How can I get my last paycheck plus commissions owed to me?

UPDATED: Sep 6, 2011

Advertiser Disclosure

It’s all about you. We want to help you make the right legal decisions.

We strive to help you make confident insurance and legal decisions. Finding trusted and reliable insurance quotes and legal advice should be easy. This doesn’t influence our content. Our opinions are our own.

Get Legal Help Today

Compare Quotes From Top Companies and Save

secured lock Secured with SHA-256 Encryption

How can I get my last paycheck plus commissions owed to me?

I recently resigned from my job for personal reasons; I formally gave the a 2 week notice.

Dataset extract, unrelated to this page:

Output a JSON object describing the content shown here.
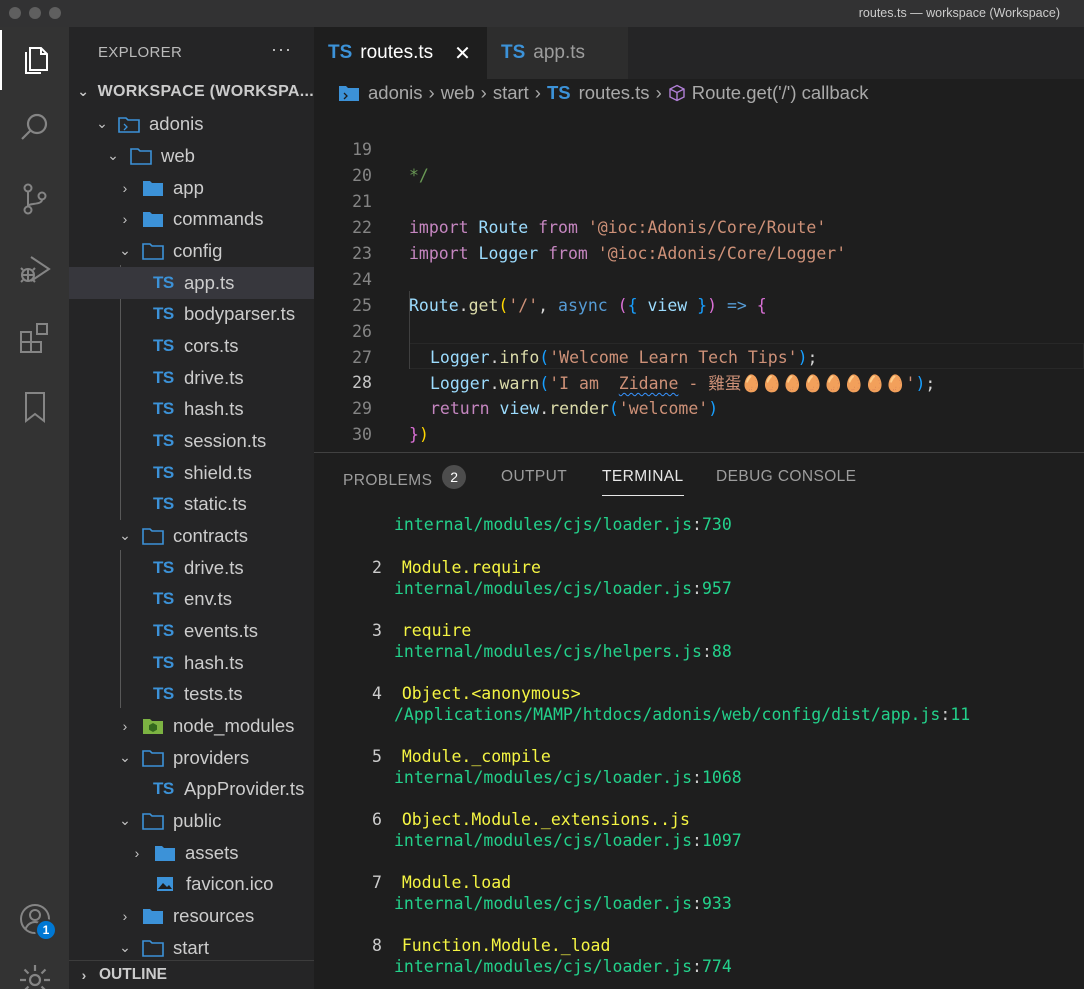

A couple of days after I signed the notice they fired me saying, “Thank you but we don’t need you anymore.”I worked my last day and from every sale I make I get 6% commission. That Friday I made the most in commission I had ever made after working for the company 2 years. After I left I still had a pending check due to me. I expected my hourly pay as well as my commission which I didn’t receive. I immediately contacted my manager and he proceeded to contact the company and let them know of the situation. I received a call back from my manager saying they weren’t going to pay me my commission since I had resigned; that since I had resigned I no longer had benefits of commision. I believe I worked and sold until the last minute I was there and therefore I should get my regular benefits until that last minute.What should I do in order to get my complete payment? Also I did resign, with 2 week notice, and they say since I resigned I wasn’t getting benefits anymore, but they basically fired me without explanation after 2 days of the notice.

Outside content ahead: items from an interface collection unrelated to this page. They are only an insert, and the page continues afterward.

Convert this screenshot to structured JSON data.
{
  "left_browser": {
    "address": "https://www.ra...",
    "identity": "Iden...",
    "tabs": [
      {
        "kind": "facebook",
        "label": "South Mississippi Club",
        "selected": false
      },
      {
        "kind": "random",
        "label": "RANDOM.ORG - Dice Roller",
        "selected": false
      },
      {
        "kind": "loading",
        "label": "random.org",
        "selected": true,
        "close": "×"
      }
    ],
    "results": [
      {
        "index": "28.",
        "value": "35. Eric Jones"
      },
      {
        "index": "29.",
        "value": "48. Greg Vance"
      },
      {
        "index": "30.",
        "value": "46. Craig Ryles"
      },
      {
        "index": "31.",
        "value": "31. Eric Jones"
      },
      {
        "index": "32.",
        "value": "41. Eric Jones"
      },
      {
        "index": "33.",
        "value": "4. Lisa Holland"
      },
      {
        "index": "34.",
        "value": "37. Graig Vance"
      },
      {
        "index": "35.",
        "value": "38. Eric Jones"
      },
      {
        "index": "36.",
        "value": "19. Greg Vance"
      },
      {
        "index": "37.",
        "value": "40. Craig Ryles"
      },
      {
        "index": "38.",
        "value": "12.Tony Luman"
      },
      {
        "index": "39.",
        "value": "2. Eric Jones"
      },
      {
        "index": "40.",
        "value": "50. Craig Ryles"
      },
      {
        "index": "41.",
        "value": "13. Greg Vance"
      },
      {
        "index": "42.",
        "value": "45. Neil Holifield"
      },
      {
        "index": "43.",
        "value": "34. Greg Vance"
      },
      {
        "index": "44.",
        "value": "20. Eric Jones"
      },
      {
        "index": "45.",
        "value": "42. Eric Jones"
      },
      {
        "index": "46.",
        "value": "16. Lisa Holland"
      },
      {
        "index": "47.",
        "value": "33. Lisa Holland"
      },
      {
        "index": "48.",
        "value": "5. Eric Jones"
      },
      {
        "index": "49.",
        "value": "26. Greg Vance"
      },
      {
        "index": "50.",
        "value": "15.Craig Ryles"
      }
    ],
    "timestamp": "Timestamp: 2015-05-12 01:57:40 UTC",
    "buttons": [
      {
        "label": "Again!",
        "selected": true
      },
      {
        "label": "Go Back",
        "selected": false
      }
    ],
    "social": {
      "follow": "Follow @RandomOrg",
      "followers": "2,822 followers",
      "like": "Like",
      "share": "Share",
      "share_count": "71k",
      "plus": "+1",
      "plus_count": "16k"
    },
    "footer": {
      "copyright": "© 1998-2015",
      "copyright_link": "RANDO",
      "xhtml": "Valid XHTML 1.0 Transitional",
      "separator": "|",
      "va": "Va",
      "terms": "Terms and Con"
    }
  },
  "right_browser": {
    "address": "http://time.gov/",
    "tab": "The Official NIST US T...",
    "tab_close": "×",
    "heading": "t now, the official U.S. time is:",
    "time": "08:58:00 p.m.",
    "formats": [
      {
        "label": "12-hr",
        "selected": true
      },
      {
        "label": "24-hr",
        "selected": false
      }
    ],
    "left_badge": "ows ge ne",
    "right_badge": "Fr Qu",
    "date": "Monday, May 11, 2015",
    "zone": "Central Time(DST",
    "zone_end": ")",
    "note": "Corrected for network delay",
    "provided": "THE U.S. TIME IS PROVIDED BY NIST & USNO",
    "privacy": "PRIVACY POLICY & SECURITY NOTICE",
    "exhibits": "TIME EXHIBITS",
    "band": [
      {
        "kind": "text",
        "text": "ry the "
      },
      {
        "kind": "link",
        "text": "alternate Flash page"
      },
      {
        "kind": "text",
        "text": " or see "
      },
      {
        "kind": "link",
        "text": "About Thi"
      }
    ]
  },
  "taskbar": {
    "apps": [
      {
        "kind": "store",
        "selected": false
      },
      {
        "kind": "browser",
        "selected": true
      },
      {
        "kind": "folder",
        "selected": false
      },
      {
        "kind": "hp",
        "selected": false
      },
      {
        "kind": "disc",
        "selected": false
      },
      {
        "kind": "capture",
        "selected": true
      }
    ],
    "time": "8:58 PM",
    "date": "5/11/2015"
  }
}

Asked on September 6, 2011 under Employment Labor Law, Florida


SJZ, Member, New York Bar / FreeAdvice Contributing Attorney

Answered 11 years ago | Contributor

1) While it is traditional to give two week notice, it is not a legal requirement--you may quit immediately. Furthermore, unless you had an employement contract to the contrary, you are an "employee at will" and may be fired at any time, for any reason--including shortly or right after you give notice. Once you are fired, you will not receive benefits.

2) If you kept working, you should receive commissions up to your last moment (e.g. when fired; or if not fired, when you actually leave employment) according to the terms in effect for the payment of commissions. In other words, if your company required people to still be employed as of when the commission check is cut, for example, to receive the check, they may be entitled to not pay you. They have to pay the commission according to the rules in effect while you were working, but they don't need to be more generous than that; and if under the rules then in effect they could avoid paying you given when you left, they may do so.

IMPORTANT NOTICE: The Answer(s) provided above are for general information only. The attorney providing the answer was not serving as the attorney for the person submitting the question or in any attorney-client relationship with such person. Laws may vary from state to state, and sometimes change. Tiny variations in the facts, or a fact not set forth in a question, often can change a legal outcome or an attorney's conclusion. Although has verified the attorney was admitted to practice law in at least one jurisdiction, he or she may not be authorized to practice law in the jurisdiction referred to in the question, nor is he or she necessarily experienced in the area of the law involved. Unlike the information in the Answer(s) above, upon which you should NOT rely, for personal advice you can rely upon we suggest you retain an attorney to represent you.

Get Legal Help Today

Find the right lawyer for your legal issue.

secured lock Secured with SHA-256 Encryption